Assigned task: Among the entries below, find each line holding "true" and return it.
-------- Excerpted data
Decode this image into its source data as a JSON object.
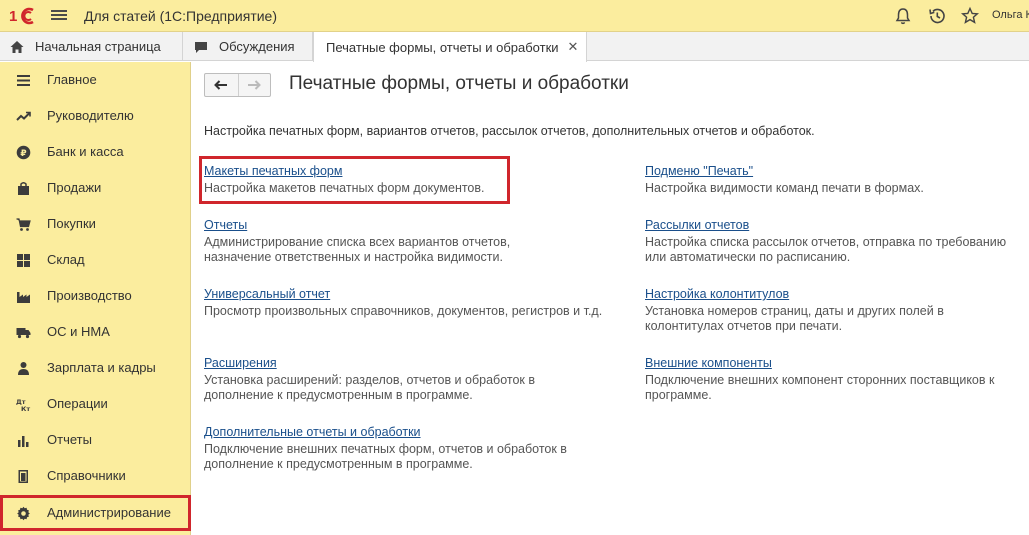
{
  "window": {
    "title": "Для статей  (1С:Предприятие)",
    "user": "Ольга К"
  },
  "tabs": [
    {
      "label": "Начальная страница",
      "icon": "home-icon"
    },
    {
      "label": "Обсуждения",
      "icon": "chat-icon"
    },
    {
      "label": "Печатные формы, отчеты и обработки",
      "icon": "",
      "active": true
    }
  ],
  "sidebar": {
    "items": [
      {
        "label": "Главное",
        "icon": "menu-lines-icon"
      },
      {
        "label": "Руководителю",
        "icon": "trend-icon"
      },
      {
        "label": "Банк и касса",
        "icon": "ruble-coin-icon"
      },
      {
        "label": "Продажи",
        "icon": "shopping-bag-icon"
      },
      {
        "label": "Покупки",
        "icon": "cart-icon"
      },
      {
        "label": "Склад",
        "icon": "warehouse-grid-icon"
      },
      {
        "label": "Производство",
        "icon": "factory-icon"
      },
      {
        "label": "ОС и НМА",
        "icon": "truck-icon"
      },
      {
        "label": "Зарплата и кадры",
        "icon": "person-icon"
      },
      {
        "label": "Операции",
        "icon": "dt-kt-icon"
      },
      {
        "label": "Отчеты",
        "icon": "bar-chart-icon"
      },
      {
        "label": "Справочники",
        "icon": "book-icon"
      },
      {
        "label": "Администрирование",
        "icon": "gear-icon",
        "highlighted": true
      }
    ]
  },
  "main": {
    "title": "Печатные формы, отчеты и обработки",
    "intro": "Настройка печатных форм, вариантов отчетов, рассылок отчетов, дополнительных отчетов и обработок.",
    "left": [
      {
        "link": "Макеты печатных форм",
        "desc": [
          "Настройка макетов печатных форм документов."
        ],
        "highlighted": true
      },
      {
        "link": "Отчеты",
        "desc": [
          "Администрирование списка всех вариантов отчетов,",
          "назначение ответственных и настройка видимости."
        ]
      },
      {
        "link": "Универсальный отчет",
        "desc": [
          "Просмотр произвольных справочников, документов, регистров и т.д."
        ]
      },
      {
        "link": "Расширения",
        "desc": [
          "Установка расширений: разделов, отчетов и обработок в",
          "дополнение к предусмотренным в программе."
        ]
      },
      {
        "link": "Дополнительные отчеты и обработки",
        "desc": [
          "Подключение внешних печатных форм, отчетов и обработок в",
          "дополнение к предусмотренным в программе."
        ]
      }
    ],
    "right": [
      {
        "link": "Подменю \"Печать\"",
        "desc": [
          "Настройка видимости команд печати в формах."
        ]
      },
      {
        "link": "Рассылки отчетов",
        "desc": [
          "Настройка списка рассылок отчетов, отправка по требованию",
          "или автоматически по расписанию."
        ]
      },
      {
        "link": "Настройка колонтитулов",
        "desc": [
          "Установка номеров страниц, даты и других полей в",
          "колонтитулах отчетов при печати."
        ]
      },
      {
        "link": "Внешние компоненты",
        "desc": [
          "Подключение внешних компонент сторонних поставщиков к",
          "программе."
        ]
      }
    ]
  },
  "colors": {
    "sidebar_bg": "#fbed9e",
    "link": "#1a4f8b",
    "highlight_border": "#d0262c"
  }
}
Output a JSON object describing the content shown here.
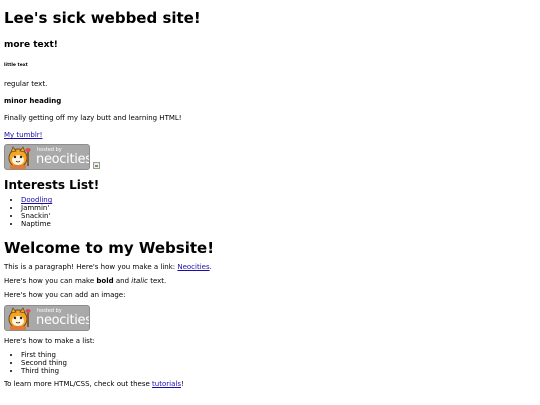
{
  "site_title": "Lee's sick webbed site!",
  "more_text": "more text!",
  "little_text": "little text",
  "regular_text": "regular text.",
  "minor_heading": "minor heading",
  "lazy_text": "Finally getting off my lazy butt and learning HTML!",
  "tumblr_link": "My tumblr!",
  "badge": {
    "hosted_by": "hosted by",
    "brand": "neocities"
  },
  "interests": {
    "heading": "Interests List!",
    "items": [
      {
        "label": "Doodling",
        "link": true
      },
      {
        "label": "Jammin'",
        "link": false
      },
      {
        "label": "Snackin'",
        "link": false
      },
      {
        "label": "Naptime",
        "link": false
      }
    ]
  },
  "welcome": {
    "heading": "Welcome to my Website!",
    "para1_before": "This is a paragraph! Here's how you make a link: ",
    "para1_link": "Neocities",
    "para1_after": ".",
    "para2_before": "Here's how you can make ",
    "para2_bold": "bold",
    "para2_mid": " and ",
    "para2_italic": "italic",
    "para2_after": " text.",
    "para3": "Here's how you can add an image:",
    "para4": "Here's how to make a list:",
    "list": [
      "First thing",
      "Second thing",
      "Third thing"
    ],
    "para5_before": "To learn more HTML/CSS, check out these ",
    "para5_link": "tutorials",
    "para5_after": "!"
  },
  "colors": {
    "link": "#1a0dab",
    "badge_bg": "#a9a9a9",
    "text": "#000000",
    "background": "#ffffff"
  }
}
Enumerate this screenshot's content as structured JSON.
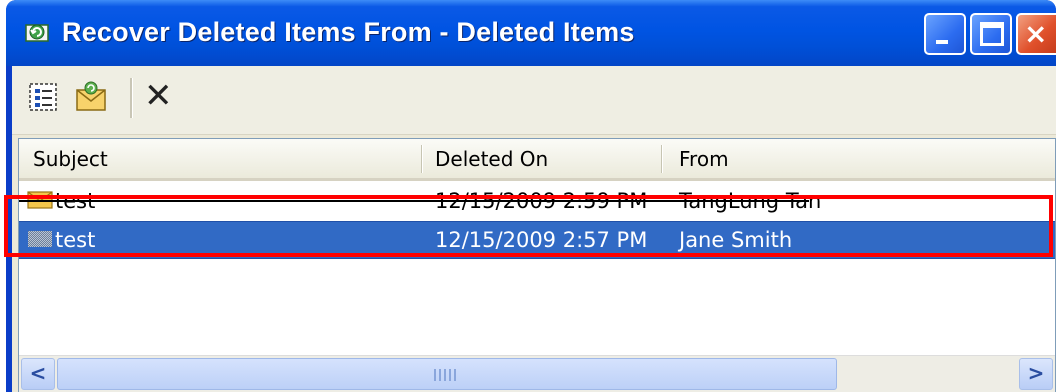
{
  "window": {
    "title": "Recover Deleted Items From -  Deleted Items",
    "controls": {
      "minimize": "minimize",
      "maximize": "maximize",
      "close": "×"
    }
  },
  "toolbar": {
    "buttons": [
      {
        "icon": "select-all-icon"
      },
      {
        "icon": "recover-envelope-icon"
      },
      {
        "icon": "delete-icon",
        "glyph": "✕"
      }
    ]
  },
  "list": {
    "columns": [
      "Subject",
      "Deleted On",
      "From"
    ],
    "rows": [
      {
        "subject": "test",
        "deleted_on": "12/15/2009 2:59 PM",
        "from": "TangLung Tan",
        "icon": "envelope-icon",
        "struck": true
      },
      {
        "subject": "test",
        "deleted_on": "12/15/2009 2:57 PM",
        "from": "Jane Smith",
        "icon": "message-icon",
        "selected": true
      }
    ]
  },
  "scrollbar": {
    "left": "<",
    "right": ">"
  },
  "colors": {
    "titlebar": "#0054e3",
    "selection": "#316ac5",
    "highlight": "#ff0000"
  }
}
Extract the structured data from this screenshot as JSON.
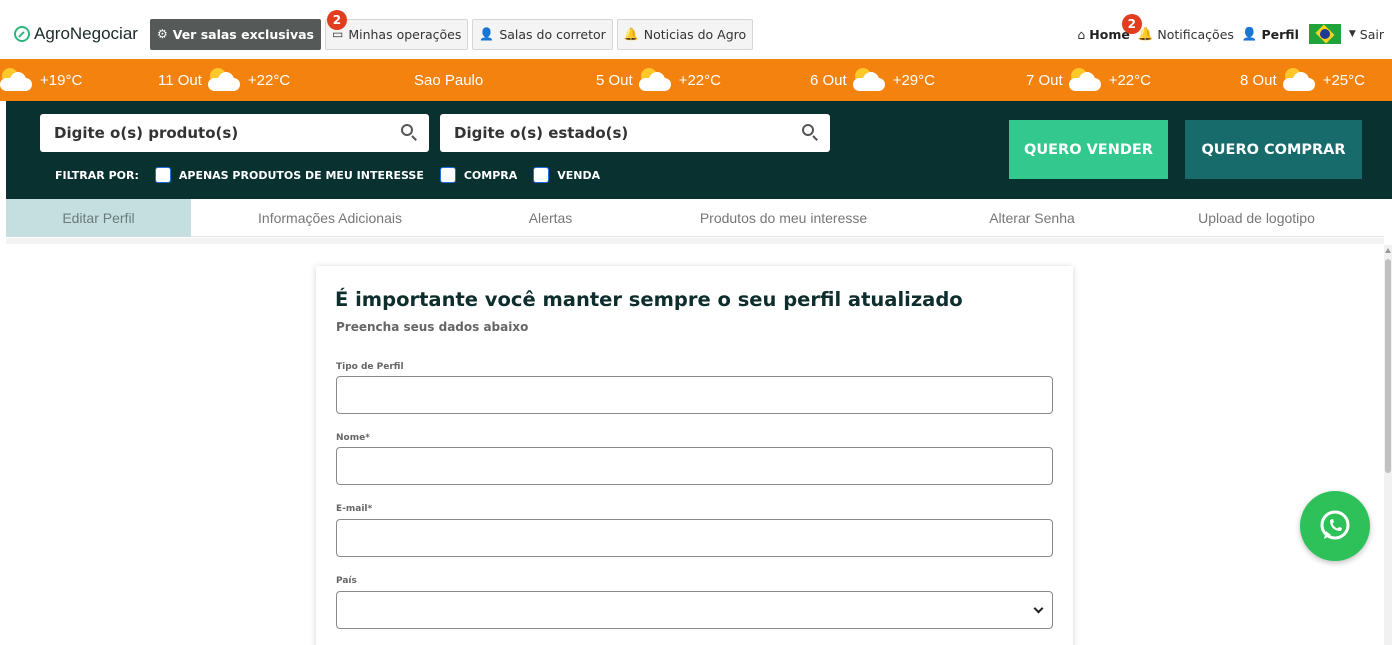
{
  "logo": {
    "text": "AgroNegociar"
  },
  "nav": {
    "exclusive_rooms": "Ver salas exclusivas",
    "my_operations": "Minhas operações",
    "my_operations_badge": "2",
    "broker_rooms": "Salas do corretor",
    "agro_news": "Noticias do Agro",
    "home": "Home",
    "notifications": "Notificações",
    "notifications_badge": "2",
    "profile": "Perfil",
    "logout": "Sair"
  },
  "weather": [
    {
      "date": "",
      "temp": "+19°C"
    },
    {
      "date": "11 Out",
      "temp": "+22°C"
    },
    {
      "date": "Sao Paulo",
      "temp": ""
    },
    {
      "date": "5 Out",
      "temp": "+22°C"
    },
    {
      "date": "6 Out",
      "temp": "+29°C"
    },
    {
      "date": "7 Out",
      "temp": "+22°C"
    },
    {
      "date": "8 Out",
      "temp": "+25°C"
    }
  ],
  "search": {
    "products_placeholder": "Digite o(s) produto(s)",
    "states_placeholder": "Digite o(s) estado(s)",
    "filter_label": "FILTRAR POR:",
    "filter_interest": "APENAS PRODUTOS DE MEU INTERESSE",
    "filter_buy": "COMPRA",
    "filter_sell": "VENDA",
    "sell_button": "QUERO VENDER",
    "buy_button": "QUERO COMPRAR"
  },
  "tabs": [
    "Editar Perfil",
    "Informações Adicionais",
    "Alertas",
    "Produtos do meu interesse",
    "Alterar Senha",
    "Upload de logotipo"
  ],
  "form": {
    "title": "É importante você manter sempre o seu perfil atualizado",
    "subtitle": "Preencha seus dados abaixo",
    "profile_type_label": "Tipo de Perfil",
    "name_label": "Nome*",
    "email_label": "E-mail*",
    "country_label": "País"
  },
  "colors": {
    "weather_bar": "#f3820e",
    "search_bg": "#083130",
    "sell_button": "#33c98e",
    "buy_button": "#186b6b",
    "badge": "#e23d1f",
    "whatsapp": "#2ec15a"
  }
}
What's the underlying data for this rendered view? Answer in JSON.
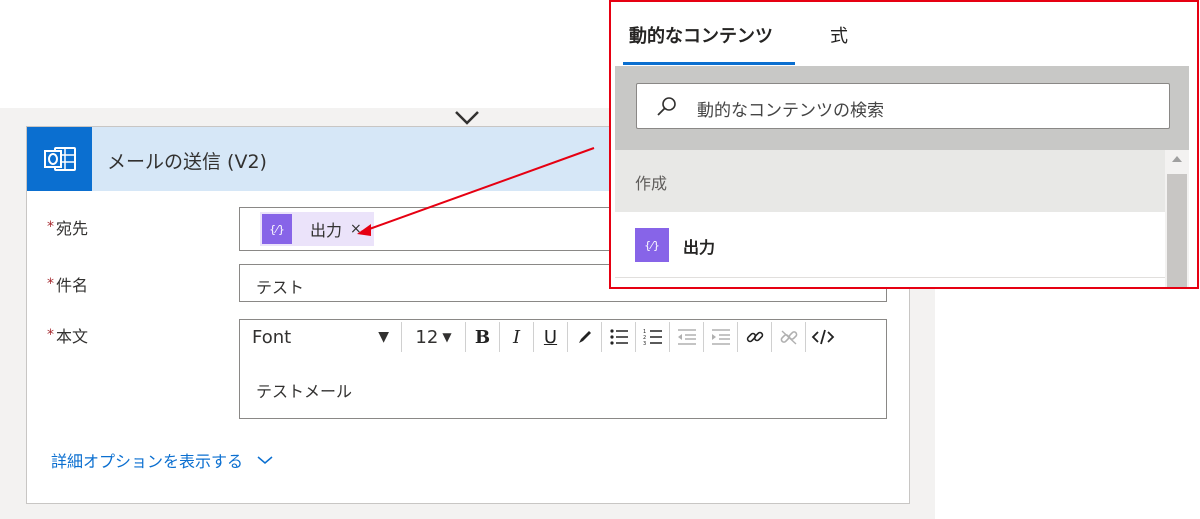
{
  "card": {
    "title": "メールの送信 (V2)",
    "header_color": "#d6e7f7",
    "icon": "outlook-icon",
    "required_mark": "*",
    "to": {
      "label": "宛先",
      "token_label": "出力",
      "token_icon": "expression-icon",
      "token_remove": "×"
    },
    "subject": {
      "label": "件名",
      "value": "テスト"
    },
    "body": {
      "label": "本文",
      "font_label": "Font",
      "font_size": "12",
      "text": "テストメール",
      "buttons": [
        "bold",
        "italic",
        "underline",
        "highlight",
        "bulleted-list",
        "numbered-list",
        "decrease-indent",
        "increase-indent",
        "link",
        "unlink",
        "code-view"
      ]
    },
    "advanced_link": "詳細オプションを表示する"
  },
  "dynamic_panel": {
    "tabs": [
      {
        "label": "動的なコンテンツ",
        "active": true
      },
      {
        "label": "式",
        "active": false
      }
    ],
    "search_placeholder": "動的なコンテンツの検索",
    "section_label": "作成",
    "items": [
      {
        "label": "出力",
        "icon": "expression-icon"
      }
    ],
    "highlight_color": "#e60012",
    "accent_color": "#0b6fd0",
    "token_color": "#8764e8"
  }
}
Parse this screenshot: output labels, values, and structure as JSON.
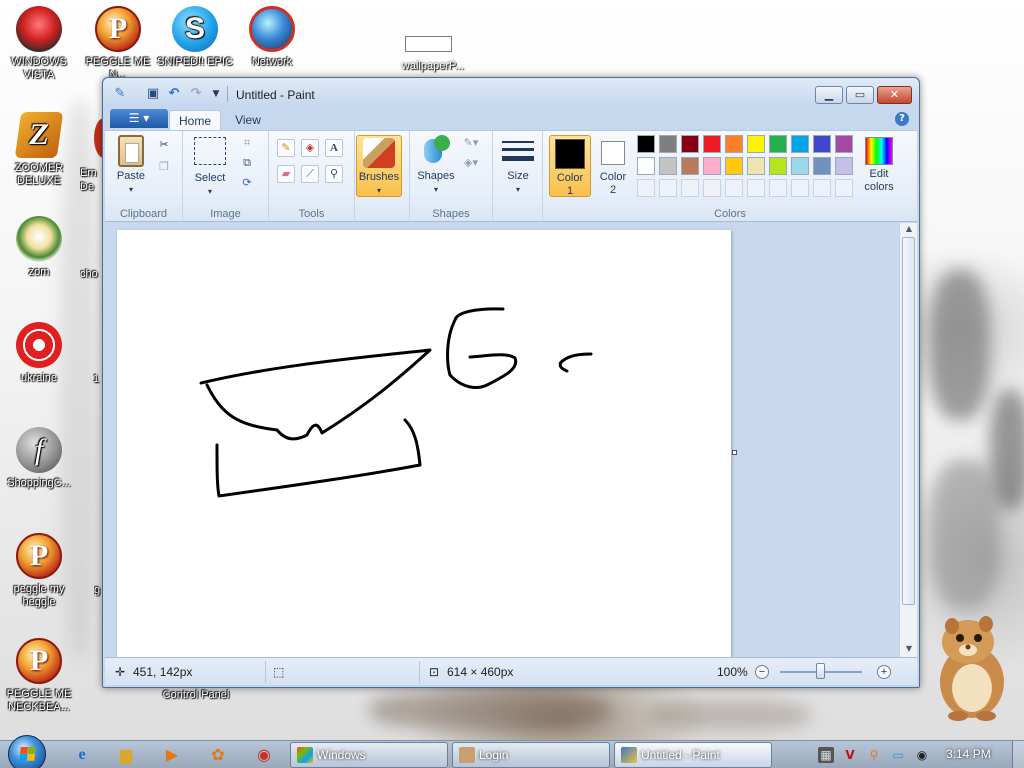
{
  "desktop": {
    "icons_left": [
      {
        "label": "WINDOWS VISTA"
      },
      {
        "label": "ZOOMER DELUXE"
      },
      {
        "label": "zom"
      },
      {
        "label": "ukraine"
      },
      {
        "label": "ShoppingC..."
      },
      {
        "label": "peggle my heggle"
      },
      {
        "label": "PEGGLE ME NECKBEA..."
      }
    ],
    "icons_top": [
      {
        "label": "PEGGLE ME N..."
      },
      {
        "label": "SNIPED!! EPIC"
      },
      {
        "label": "Network"
      }
    ],
    "partial_icons": [
      {
        "label": "Em De"
      },
      {
        "label": "cho"
      },
      {
        "label": "1"
      },
      {
        "label": "g"
      }
    ],
    "rename_label": "",
    "wallpaper_label": "wallpaperP...",
    "control_panel_label": "Control Panel"
  },
  "paint": {
    "title": "Untitled - Paint",
    "tabs": [
      "Home",
      "View"
    ],
    "groups": {
      "clipboard": {
        "label": "Clipboard",
        "paste": "Paste"
      },
      "image": {
        "label": "Image",
        "select": "Select"
      },
      "tools": {
        "label": "Tools"
      },
      "brushes": {
        "label": "Brushes"
      },
      "shapes": {
        "label": "Shapes",
        "shapes_btn": "Shapes"
      },
      "size": {
        "label": "Size"
      },
      "colors": {
        "label": "Colors",
        "color1": "Color 1",
        "color2": "Color 2",
        "edit": "Edit colors"
      }
    },
    "palette_row1": [
      "#000000",
      "#7f7f7f",
      "#880015",
      "#ed1c24",
      "#ff7f27",
      "#fff200",
      "#22b14c",
      "#00a2e8",
      "#3f48cc",
      "#a349a4"
    ],
    "palette_row2": [
      "#ffffff",
      "#c3c3c3",
      "#b97a57",
      "#ffaec9",
      "#ffc90e",
      "#efe4b0",
      "#b5e61d",
      "#99d9ea",
      "#7092be",
      "#c8bfe7"
    ],
    "color1": "#000000",
    "color2": "#ffffff",
    "status": {
      "cursor_pos": "451, 142px",
      "canvas_size": "614 × 460px",
      "zoom": "100%"
    }
  },
  "taskbar": {
    "items": [
      {
        "label": "Windows"
      },
      {
        "label": "Login"
      },
      {
        "label": "Untitled - Paint"
      }
    ],
    "clock": "3:14 PM"
  }
}
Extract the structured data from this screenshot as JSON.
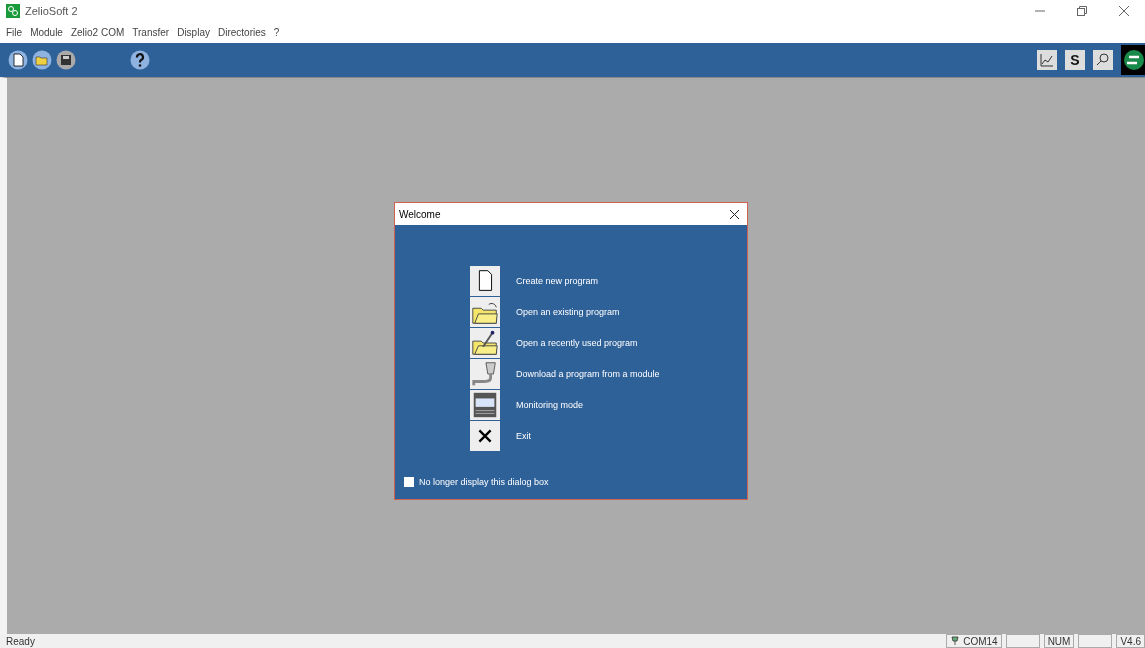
{
  "window": {
    "title": "ZelioSoft 2"
  },
  "toolbar": {
    "s_button": "S"
  },
  "menu": [
    "File",
    "Module",
    "Zelio2 COM",
    "Transfer",
    "Display",
    "Directories",
    "?"
  ],
  "dialog": {
    "title": "Welcome",
    "items": [
      {
        "label": "Create new program"
      },
      {
        "label": "Open an existing program"
      },
      {
        "label": "Open a recently used program"
      },
      {
        "label": "Download a program from a module"
      },
      {
        "label": "Monitoring mode"
      },
      {
        "label": "Exit"
      }
    ],
    "checkbox": {
      "label": "No longer display this dialog box",
      "checked": false
    }
  },
  "status_bar": {
    "text": "Ready",
    "port": "COM14",
    "num": "NUM",
    "version": "V4.6"
  }
}
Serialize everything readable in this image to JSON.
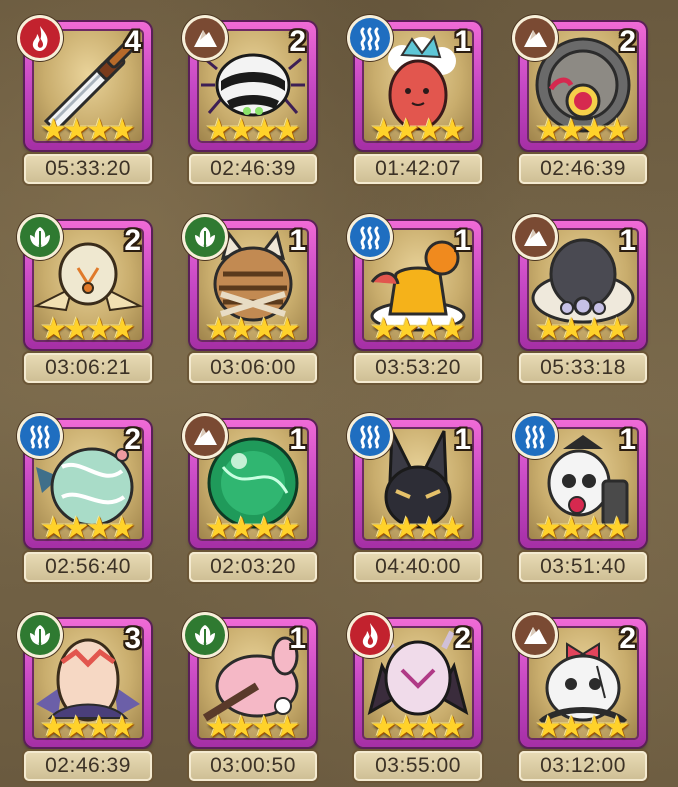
{
  "element_colors": {
    "fire": "#c2222e",
    "earth": "#7a4a33",
    "water": "#1f6ec0",
    "wind": "#2f7a31"
  },
  "pets": [
    {
      "element": "fire",
      "element_icon": "flame-icon",
      "count": "4",
      "stars": 4,
      "time": "05:33:20",
      "art": "dagger"
    },
    {
      "element": "earth",
      "element_icon": "mountain-icon",
      "count": "2",
      "stars": 4,
      "time": "02:46:39",
      "art": "spider"
    },
    {
      "element": "water",
      "element_icon": "wave-icon",
      "count": "1",
      "stars": 4,
      "time": "01:42:07",
      "art": "fish"
    },
    {
      "element": "earth",
      "element_icon": "mountain-icon",
      "count": "2",
      "stars": 4,
      "time": "02:46:39",
      "art": "machine"
    },
    {
      "element": "wind",
      "element_icon": "leaf-icon",
      "count": "2",
      "stars": 4,
      "time": "03:06:21",
      "art": "bird"
    },
    {
      "element": "wind",
      "element_icon": "leaf-icon",
      "count": "1",
      "stars": 4,
      "time": "03:06:00",
      "art": "cat"
    },
    {
      "element": "water",
      "element_icon": "wave-icon",
      "count": "1",
      "stars": 4,
      "time": "03:53:20",
      "art": "pudding"
    },
    {
      "element": "earth",
      "element_icon": "mountain-icon",
      "count": "1",
      "stars": 4,
      "time": "05:33:18",
      "art": "hat"
    },
    {
      "element": "water",
      "element_icon": "wave-icon",
      "count": "2",
      "stars": 4,
      "time": "02:56:40",
      "art": "ghost"
    },
    {
      "element": "earth",
      "element_icon": "mountain-icon",
      "count": "1",
      "stars": 4,
      "time": "02:03:20",
      "art": "orb"
    },
    {
      "element": "water",
      "element_icon": "wave-icon",
      "count": "1",
      "stars": 4,
      "time": "04:40:00",
      "art": "jackal"
    },
    {
      "element": "water",
      "element_icon": "wave-icon",
      "count": "1",
      "stars": 4,
      "time": "03:51:40",
      "art": "skull"
    },
    {
      "element": "wind",
      "element_icon": "leaf-icon",
      "count": "3",
      "stars": 4,
      "time": "02:46:39",
      "art": "egg"
    },
    {
      "element": "wind",
      "element_icon": "leaf-icon",
      "count": "1",
      "stars": 4,
      "time": "03:00:50",
      "art": "bunny"
    },
    {
      "element": "fire",
      "element_icon": "flame-icon",
      "count": "2",
      "stars": 4,
      "time": "03:55:00",
      "art": "demon"
    },
    {
      "element": "earth",
      "element_icon": "mountain-icon",
      "count": "2",
      "stars": 4,
      "time": "03:12:00",
      "art": "doll"
    }
  ],
  "star_glyph": "★"
}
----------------
Solution to this problem:
      "active": true
        "highlighted": true
        "highlighted": true
        "link": true
        "struck": true
        "selected": true
        "active": true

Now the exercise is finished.